### [RECORDS FOR THIS EXERCISE]
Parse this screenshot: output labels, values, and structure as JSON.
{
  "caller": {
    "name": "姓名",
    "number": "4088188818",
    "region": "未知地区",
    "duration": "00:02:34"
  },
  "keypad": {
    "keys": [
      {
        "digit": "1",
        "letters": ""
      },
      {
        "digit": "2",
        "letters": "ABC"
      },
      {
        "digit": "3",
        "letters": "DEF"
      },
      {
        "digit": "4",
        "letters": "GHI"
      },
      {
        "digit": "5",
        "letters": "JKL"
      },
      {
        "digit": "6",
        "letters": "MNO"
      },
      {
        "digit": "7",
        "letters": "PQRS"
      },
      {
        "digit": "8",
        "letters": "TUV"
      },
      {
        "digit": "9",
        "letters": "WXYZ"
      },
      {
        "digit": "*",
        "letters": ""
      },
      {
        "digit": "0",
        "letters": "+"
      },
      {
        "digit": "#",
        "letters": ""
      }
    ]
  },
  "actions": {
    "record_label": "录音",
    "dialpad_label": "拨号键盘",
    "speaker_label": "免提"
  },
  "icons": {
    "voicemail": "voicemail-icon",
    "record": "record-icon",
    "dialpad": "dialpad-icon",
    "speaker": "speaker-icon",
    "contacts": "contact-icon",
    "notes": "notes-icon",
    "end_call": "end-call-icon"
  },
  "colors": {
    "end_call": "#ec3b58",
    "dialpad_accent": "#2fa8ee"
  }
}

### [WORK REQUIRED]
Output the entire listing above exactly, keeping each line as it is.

### [SOLUTION FOR THIS TASK]
Parse this screenshot: output labels, values, and structure as JSON.
{
  "caller": {
    "name": "姓名",
    "number": "4088188818",
    "region": "未知地区",
    "duration": "00:02:34"
  },
  "keypad": {
    "keys": [
      {
        "digit": "1",
        "letters": ""
      },
      {
        "digit": "2",
        "letters": "ABC"
      },
      {
        "digit": "3",
        "letters": "DEF"
      },
      {
        "digit": "4",
        "letters": "GHI"
      },
      {
        "digit": "5",
        "letters": "JKL"
      },
      {
        "digit": "6",
        "letters": "MNO"
      },
      {
        "digit": "7",
        "letters": "PQRS"
      },
      {
        "digit": "8",
        "letters": "TUV"
      },
      {
        "digit": "9",
        "letters": "WXYZ"
      },
      {
        "digit": "*",
        "letters": ""
      },
      {
        "digit": "0",
        "letters": "+"
      },
      {
        "digit": "#",
        "letters": ""
      }
    ]
  },
  "actions": {
    "record_label": "录音",
    "dialpad_label": "拨号键盘",
    "speaker_label": "免提"
  },
  "icons": {
    "voicemail": "voicemail-icon",
    "record": "record-icon",
    "dialpad": "dialpad-icon",
    "speaker": "speaker-icon",
    "contacts": "contact-icon",
    "notes": "notes-icon",
    "end_call": "end-call-icon"
  },
  "colors": {
    "end_call": "#ec3b58",
    "dialpad_accent": "#2fa8ee"
  }
}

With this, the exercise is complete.